AES encryption

(also Advanced Encryption Standard)

AES encryption definition

AES encryption, or Advanced Encryption Standard, is a symmetric encryption algorithm widely used for securing data in transit and at rest. Adopted by the U.S. government in 2001, AES has become the industry standard for encrypting and decrypting data due to its security, efficiency, and speed. It operates using a fixed number of bits, either 128, 192, or 256, in both the key and block size, with the larger key sizes providing more robust security.

See also: end-to-end encryption

AES encryption examples

  • AES-128: The smallest key size in AES encryption, offering 128-bit keys and 10 encryption rounds. It is considered secure and fast but provides a lower level of security compared to the other key sizes.
  • AES-192: A medium-sized key with 192-bit keys and 12 encryption rounds. It provides a balance between speed and security.
  • AES-256: The largest key size in AES encryption, offering 256-bit keys and 14 encryption rounds. It is considered the most secure and is commonly used for highly sensitive data.

Pros and cons of AES encryption


  • Widely adopted and trusted due to its strong security.
  • Fast and efficient encryption.
  • Suitable for various applications, including VPNs, Wi-Fi networks, and file encryption.


  • Susceptible to brute force attacks, although the time and resources required for such attacks make them highly impractical.
  • Potential vulnerabilities if not implemented correctly.

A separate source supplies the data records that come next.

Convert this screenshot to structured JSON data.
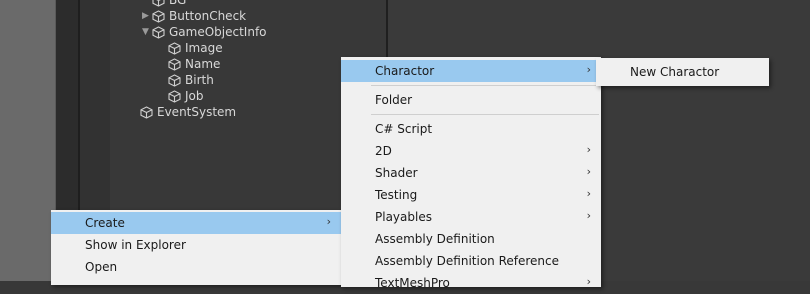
{
  "hierarchy": {
    "items": [
      {
        "label": "BG"
      },
      {
        "label": "ButtonCheck"
      },
      {
        "label": "GameObjectInfo"
      },
      {
        "label": "Image"
      },
      {
        "label": "Name"
      },
      {
        "label": "Birth"
      },
      {
        "label": "Job"
      },
      {
        "label": "EventSystem"
      }
    ]
  },
  "context_menu": {
    "create": "Create",
    "show_in_explorer": "Show in Explorer",
    "open": "Open"
  },
  "create_menu": {
    "charactor": "Charactor",
    "folder": "Folder",
    "csharp_script": "C# Script",
    "2d": "2D",
    "shader": "Shader",
    "testing": "Testing",
    "playables": "Playables",
    "assembly_definition": "Assembly Definition",
    "assembly_definition_reference": "Assembly Definition Reference",
    "textmeshpro": "TextMeshPro"
  },
  "charactor_menu": {
    "new_charactor": "New Charactor"
  },
  "colors": {
    "highlight": "#99c9ef",
    "menu_bg": "#f0f0f0",
    "editor_bg": "#383838"
  }
}
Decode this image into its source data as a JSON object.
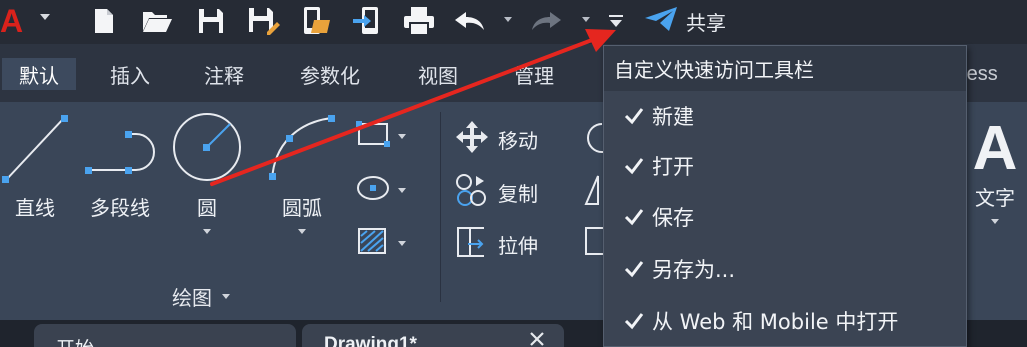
{
  "quick_access": {
    "logo_text": "A",
    "share_label": "共享",
    "icons": [
      "new-icon",
      "open-icon",
      "save-icon",
      "save-as-icon",
      "open-web-mobile-icon",
      "save-to-web-mobile-icon",
      "print-icon",
      "undo-icon",
      "redo-icon",
      "customize-dropdown-icon",
      "share-icon"
    ]
  },
  "ribbon_tabs": [
    "默认",
    "插入",
    "注释",
    "参数化",
    "视图",
    "管理",
    "ress"
  ],
  "draw_panel": {
    "tools": [
      {
        "label": "直线",
        "icon": "line-icon"
      },
      {
        "label": "多段线",
        "icon": "polyline-icon"
      },
      {
        "label": "圆",
        "icon": "circle-icon"
      },
      {
        "label": "圆弧",
        "icon": "arc-icon"
      }
    ],
    "small_tools": [
      "rectangle-icon",
      "ellipse-icon",
      "hatch-icon"
    ],
    "panel_title": "绘图"
  },
  "modify_panel": {
    "tools": [
      {
        "label": "移动",
        "icon": "move-icon"
      },
      {
        "label": "复制",
        "icon": "copy-icon"
      },
      {
        "label": "拉伸",
        "icon": "stretch-icon"
      }
    ]
  },
  "text_panel": {
    "label": "文字",
    "icon_glyph": "A"
  },
  "menu": {
    "title": "自定义快速访问工具栏",
    "items": [
      {
        "label": "新建",
        "checked": true
      },
      {
        "label": "打开",
        "checked": true
      },
      {
        "label": "保存",
        "checked": true
      },
      {
        "label": "另存为...",
        "checked": true
      },
      {
        "label": "从 Web 和 Mobile 中打开",
        "checked": true
      }
    ]
  },
  "doc_tabs": [
    "开始",
    "Drawing1*"
  ],
  "colors": {
    "accent_red": "#e5261f",
    "share_blue": "#4aa3ef",
    "ribbon_bg": "#3a4658",
    "toolbar_bg": "#262b35"
  }
}
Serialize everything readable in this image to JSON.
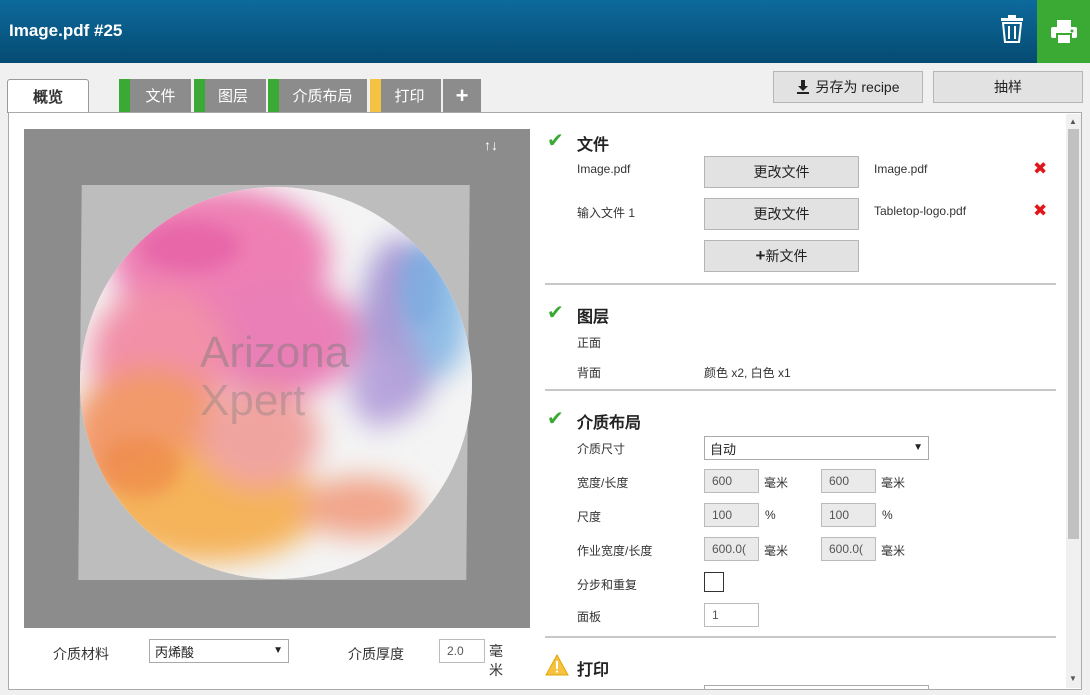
{
  "window": {
    "title": "Image.pdf #25"
  },
  "header": {
    "trash_icon": "trash-icon",
    "print_icon": "printer-icon",
    "print_color": "#3aaa35"
  },
  "tabs": [
    {
      "label": "概览",
      "active": true
    },
    {
      "label": "文件",
      "stripe": "#3aaa35"
    },
    {
      "label": "图层",
      "stripe": "#3aaa35"
    },
    {
      "label": "介质布局",
      "stripe": "#3aaa35"
    },
    {
      "label": "打印",
      "stripe": "#f5c242"
    },
    {
      "label": "+"
    }
  ],
  "toolbar": {
    "save_recipe": "另存为 recipe",
    "sample": "抽样"
  },
  "preview": {
    "watermark_line1": "Arizona",
    "watermark_line2": "Xpert",
    "arrows": "↑↓"
  },
  "bottom": {
    "media_material_label": "介质材料",
    "media_material_value": "丙烯酸",
    "media_thickness_label": "介质厚度",
    "media_thickness_value": "2.0",
    "media_thickness_unit": "毫\n米"
  },
  "sections": {
    "files": {
      "title": "文件",
      "rows": [
        {
          "label": "Image.pdf",
          "button": "更改文件",
          "filename": "Image.pdf"
        },
        {
          "label": "输入文件 1",
          "button": "更改文件",
          "filename": "Tabletop-logo.pdf"
        }
      ],
      "new_file": "新文件"
    },
    "layers": {
      "title": "图层",
      "front_label": "正面",
      "back_label": "背面",
      "back_value": "颜色 x2, 白色 x1"
    },
    "media_layout": {
      "title": "介质布局",
      "media_size_label": "介质尺寸",
      "media_size_value": "自动",
      "width_length_label": "宽度/长度",
      "width": "600",
      "length": "600",
      "unit_mm": "毫米",
      "scale_label": "尺度",
      "scale_x": "100",
      "scale_y": "100",
      "unit_pct": "%",
      "job_wl_label": "作业宽度/长度",
      "job_width": "600.0(",
      "job_length": "600.0(",
      "step_repeat_label": "分步和重复",
      "panel_label": "面板",
      "panel_value": "1"
    },
    "print": {
      "title": "打印"
    }
  }
}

Tips for using AES encryption

  • Use AES-256 for sensitive data that requires the highest level of security.
  • Ensure that encryption is done correctly to prevent vulnerabilities.
  • Use a VPN like NordVPN, which employs AES-256 encryption, to secure your internet connection.

Watch it explained: Advanced Encryption Standard

Further reading

Ultimate digital security